UROS 2019 Profile Picture: Hollie SkippThe Joint Diversionary Panel uses a Muti-agency approach to Youth Justice, which utilises information from a myriad of services to inform holistic decision making. The JDP are in place to decide whether a young person is criminalised or given an out of court disposal. The aim of JDP is to divert children and young people away from the Criminal Justice System. Lincolnshire County Council introduced the JDP in 2017 and have commissioned an independent evaluation to assess the impact of diversionary interventions. It was noted that the Joint Diversionary Panel in Lincolnshire had been primarily established following detailed analysis of criminal justice disposals for children and young people.  The analysis had highlighted an inconsistent use of Police cautions against children and young people.  It was therefore highlighted that without significant change in practice, there was a clear potential for increased criminalisation of children in Lincolnshire, especially Looked After Children (LCC, 2017).The research project for UROS endorses a student as producer ethos, therefore it aims to emphasise the role of students as collaborators in the production of knowledge. Therefore, in order to adopt a student as producer outlook, I have been proactive in my research to find interesting conclusions about victim satisfaction with the JDP. There is a gap in the research, as the JDP differs in each county and it was introduced in 2017, thus since then there has been limited independent evaluations.
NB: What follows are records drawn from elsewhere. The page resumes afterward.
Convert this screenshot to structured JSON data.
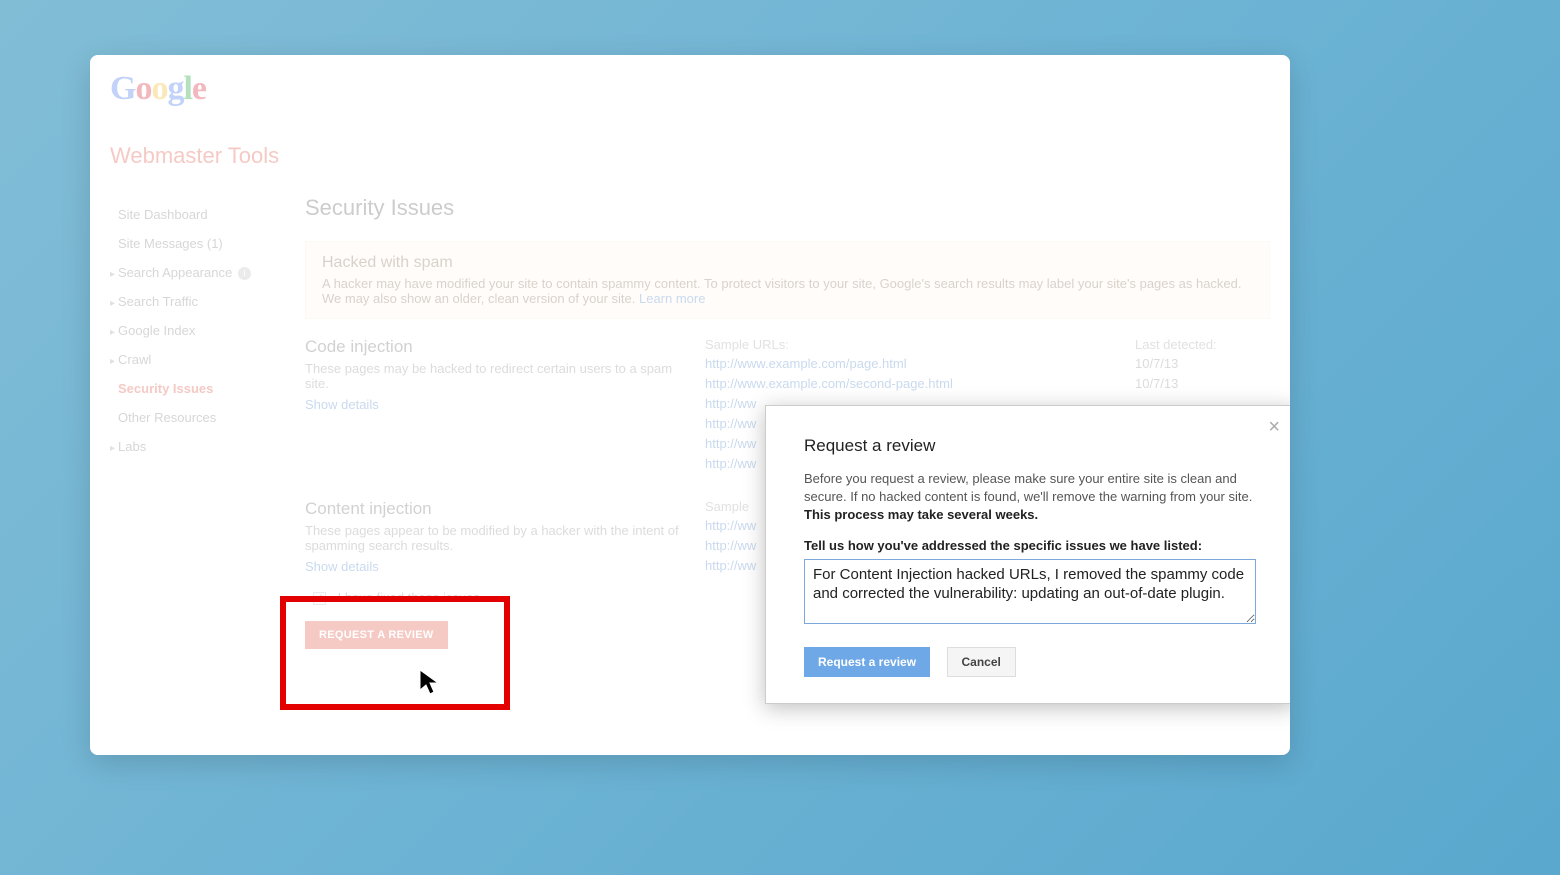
{
  "header": {
    "logo_text": "Google",
    "product_title": "Webmaster Tools"
  },
  "sidebar": {
    "items": [
      {
        "label": "Site Dashboard",
        "expandable": false
      },
      {
        "label": "Site Messages (1)",
        "expandable": false
      },
      {
        "label": "Search Appearance",
        "expandable": true,
        "info": true
      },
      {
        "label": "Search Traffic",
        "expandable": true
      },
      {
        "label": "Google Index",
        "expandable": true
      },
      {
        "label": "Crawl",
        "expandable": true
      },
      {
        "label": "Security Issues",
        "expandable": false,
        "active": true
      },
      {
        "label": "Other Resources",
        "expandable": false
      },
      {
        "label": "Labs",
        "expandable": true
      }
    ]
  },
  "main": {
    "page_title": "Security Issues",
    "alert": {
      "title": "Hacked with spam",
      "body": "A hacker may have modified your site to contain spammy content. To protect visitors to your site, Google's search results may label your site's pages as hacked. We may also show an older, clean version of your site.",
      "learn_more": "Learn more"
    },
    "columns": {
      "sample_urls": "Sample URLs:",
      "last_detected": "Last detected:"
    },
    "issues": [
      {
        "title": "Code injection",
        "desc": "These pages may be hacked to redirect certain users to a spam site.",
        "show_details": "Show details",
        "urls": [
          "http://www.example.com/page.html",
          "http://www.example.com/second-page.html",
          "http://ww",
          "http://ww",
          "http://ww",
          "http://ww"
        ],
        "dates": [
          "10/7/13",
          "10/7/13"
        ]
      },
      {
        "title": "Content injection",
        "desc": "These pages appear to be modified by a hacker with the intent of spamming search results.",
        "show_details": "Show details",
        "urls": [
          "http://ww",
          "http://ww",
          "http://ww"
        ],
        "dates": []
      }
    ],
    "fix": {
      "checkbox_label": "I have fixed these issues",
      "button_label": "REQUEST A REVIEW"
    }
  },
  "modal": {
    "title": "Request a review",
    "intro_a": "Before you request a review, please make sure your entire site is clean and secure. If no hacked content is found, we'll remove the warning from your site. ",
    "intro_bold": "This process may take several weeks.",
    "field_label": "Tell us how you've addressed the specific issues we have listed:",
    "textarea_value": "For Content Injection hacked URLs, I removed the spammy code and corrected the vulnerability: updating an out-of-date plugin.",
    "primary": "Request a review",
    "secondary": "Cancel"
  }
}
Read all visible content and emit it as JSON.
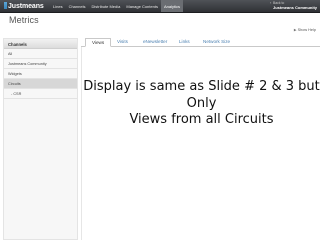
{
  "topnav": {
    "logo": "Justmeans",
    "items": [
      {
        "label": "Lines"
      },
      {
        "label": "Channels"
      },
      {
        "label": "Distribute Media"
      },
      {
        "label": "Manage Contents"
      },
      {
        "label": "Analytics"
      }
    ],
    "active_index": 4,
    "back_small": "Back to",
    "back_link": "Justmeans Community"
  },
  "page": {
    "title": "Metrics",
    "help_label": "Show Help"
  },
  "sidebar": {
    "header": "Channels",
    "items": [
      {
        "label": "All"
      },
      {
        "label": "Justmeans Community"
      },
      {
        "label": "Widgets"
      },
      {
        "label": "Circuits"
      },
      {
        "label": "- CSR"
      }
    ],
    "selected_index": 3
  },
  "tabs": [
    {
      "label": "Views"
    },
    {
      "label": "Visits"
    },
    {
      "label": "eNewsletter"
    },
    {
      "label": "Links"
    },
    {
      "label": "Network Size"
    }
  ],
  "note": {
    "line1": "Display is same as Slide # 2 & 3 but",
    "line2": "Only",
    "line3": "Views from all Circuits"
  },
  "colors": {
    "topbar": "#3a3c40",
    "tab_link": "#4a7fb0",
    "sidebar_selected": "#d7d7d7"
  }
}
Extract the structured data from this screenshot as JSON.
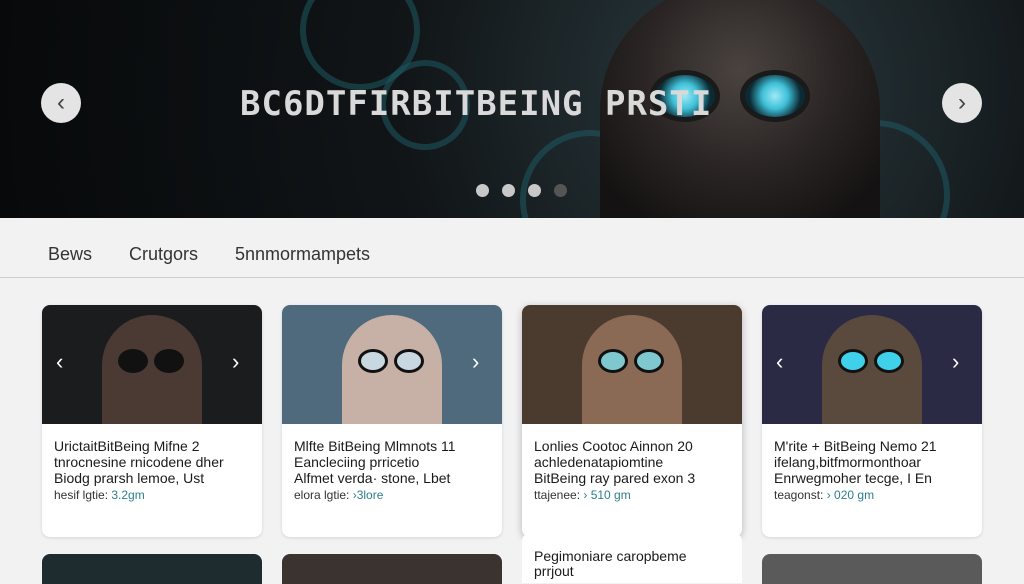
{
  "hero": {
    "title": "BC6DTFIRBITBEING PRSTI",
    "prev_arrow": "‹",
    "next_arrow": "›",
    "dots": 4,
    "active_dot": 3
  },
  "tabs": [
    {
      "label": "Bews"
    },
    {
      "label": "Crutgors"
    },
    {
      "label": "5nnmormampets"
    }
  ],
  "cards": [
    {
      "title": "UrictaitBitBeing Mifne 2",
      "line2": "tnrocnesine rnicodene dher",
      "line3": "Biodg prarsh lemoe, Ust",
      "meta": "hesif lgtie: ",
      "meta_accent": "3.2gm",
      "theme": {
        "bg": "#1b1c1e",
        "person": "#4a3a33",
        "eye": "#111111"
      }
    },
    {
      "title": "Mlfte BitBeing Mlmnots 11",
      "line2": "Eancleciing prricetio",
      "line3": "Alfmet verda· stone, Lbet",
      "meta": "elora lgtie: ",
      "meta_accent": "›3lore",
      "theme": {
        "bg": "#4f6a7d",
        "person": "#c7b0a5",
        "eye": "#c9d7e0"
      }
    },
    {
      "title": "Lonlies  Cootoc Ainnon 20",
      "line2": "achledenatapiomtine",
      "line3": "BitBeing ray pared  exon 3",
      "meta": "ttajenee: ",
      "meta_accent": "› 510 gm",
      "theme": {
        "bg": "#4b3a2e",
        "person": "#8b6a55",
        "eye": "#7fc8d0"
      }
    },
    {
      "title": "M'rite + BitBeing Nemo 21",
      "line2": "ifelang,bitfmormonthoar",
      "line3": "Enrwegmoher tecge, I En",
      "meta": "teagonst: ",
      "meta_accent": "› 020 gm",
      "theme": {
        "bg": "#2a2a45",
        "person": "#5a4a3d",
        "eye": "#3fd0ea"
      }
    }
  ],
  "partial_card": {
    "line1": "Pegimoniare caropbeme",
    "line2": "prrjout"
  },
  "colors": {
    "accent": "#2d7f8a",
    "page_bg": "#f2f2f3",
    "hero_lens": "#3fc0d8"
  }
}
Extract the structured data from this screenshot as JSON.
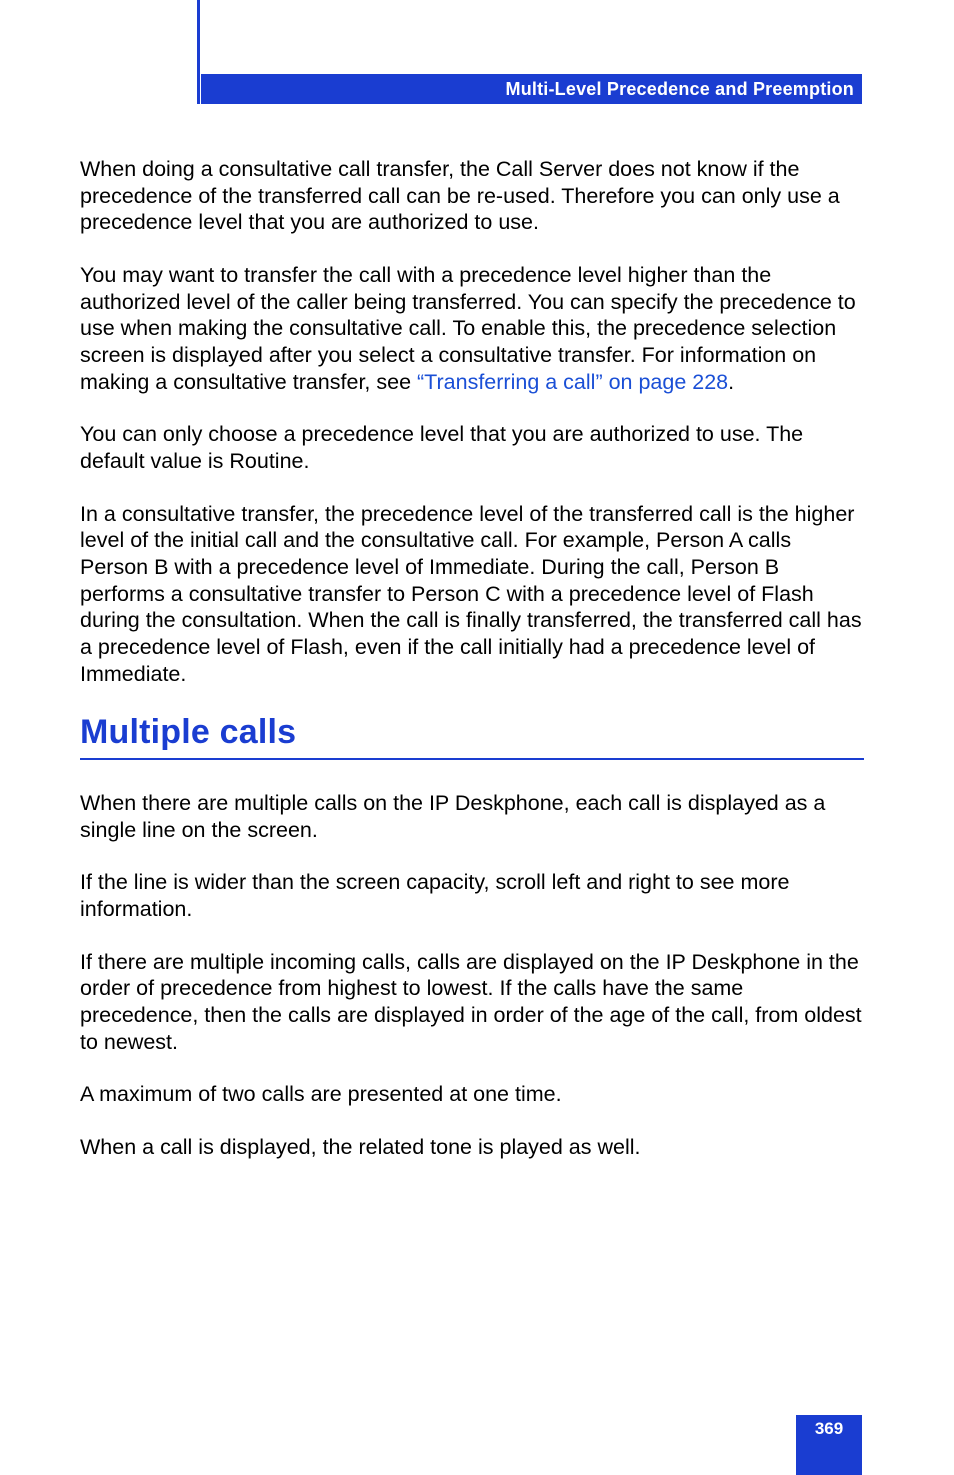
{
  "header": {
    "title": "Multi-Level Precedence and Preemption"
  },
  "body": {
    "p1": "When doing a consultative call transfer, the Call Server does not know if the precedence of the transferred call can be re-used. Therefore you can only use a precedence level that you are authorized to use.",
    "p2a": "You may want to transfer the call with a precedence level higher than the authorized level of the caller being transferred. You can specify the precedence to use when making the consultative call. To enable this, the precedence selection screen is displayed after you select a consultative transfer. For information on making a consultative transfer, see ",
    "p2_link": "“Transferring a call” on page 228",
    "p2b": ".",
    "p3": "You can only choose a precedence level that you are authorized to use. The default value is Routine.",
    "p4": "In a consultative transfer, the precedence level of the transferred call is the higher level of the initial call and the consultative call. For example, Person A calls Person B with a precedence level of Immediate. During the call, Person B performs a consultative transfer to Person C with a precedence level of Flash during the consultation. When the call is finally transferred, the transferred call has a precedence level of Flash, even if the call initially had a precedence level of Immediate.",
    "h2": "Multiple calls",
    "p5": "When there are multiple calls on the IP Deskphone, each call is displayed as a single line on the screen.",
    "p6": "If the line is wider than the screen capacity, scroll left and right to see more information.",
    "p7": "If there are multiple incoming calls, calls are displayed on the IP Deskphone in the order of precedence from highest to lowest. If the calls have the same precedence, then the calls are displayed in order of the age of the call, from oldest to newest.",
    "p8": "A maximum of two calls are presented at one time.",
    "p9": "When a call is displayed, the related tone is played as well."
  },
  "footer": {
    "page_number": "369"
  }
}
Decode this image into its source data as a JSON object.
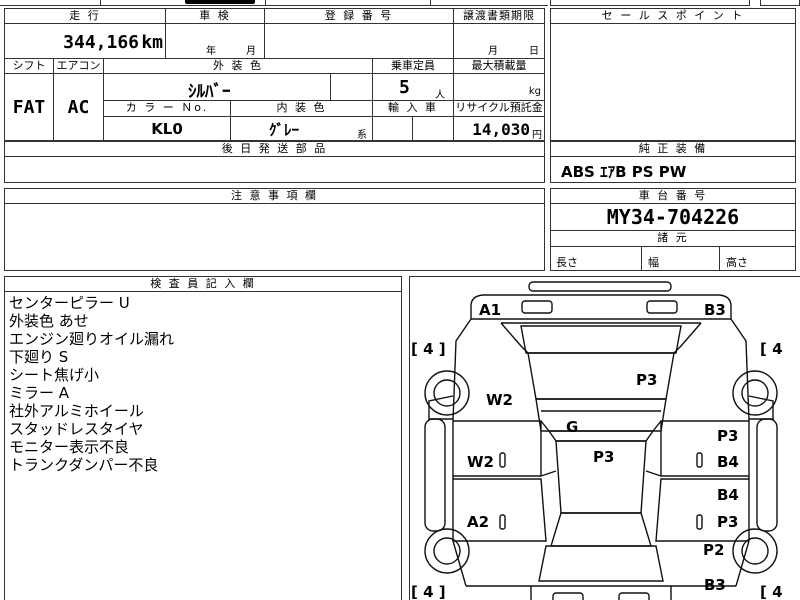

The advantage of working with my supervisor, was that she has a vast knowledge of the University ethics procedures. Whilst, I have a knowledge of the themes which emerge from the British Psychological Societies ethical guidelines and the Economic and Social Research Council. The themes which are transferable include: right to withdraw, debrief, protection from psychological harm, informed consent, etc.

I feel prepared for the future because this research project has given me an array of general and research specific transferable skills. General skills include: following processes such as GDPR; leadership such as ability to take control of an interview and communication such as liaising with my supervisor and the youth offending service staff. Specific skills include: interview technique, survey writing technique, analysis using Excel and N-Vivo. These are the type of skills applicable to many career pathways, but specifically for me to get on to an internship programme with Lincolnshire Police after university, then it equips me with the tools to compete against other graduates for this role.

*To view Hollie’s project poster, please click on the thumbnail below:

  UROS 2019 Project Poster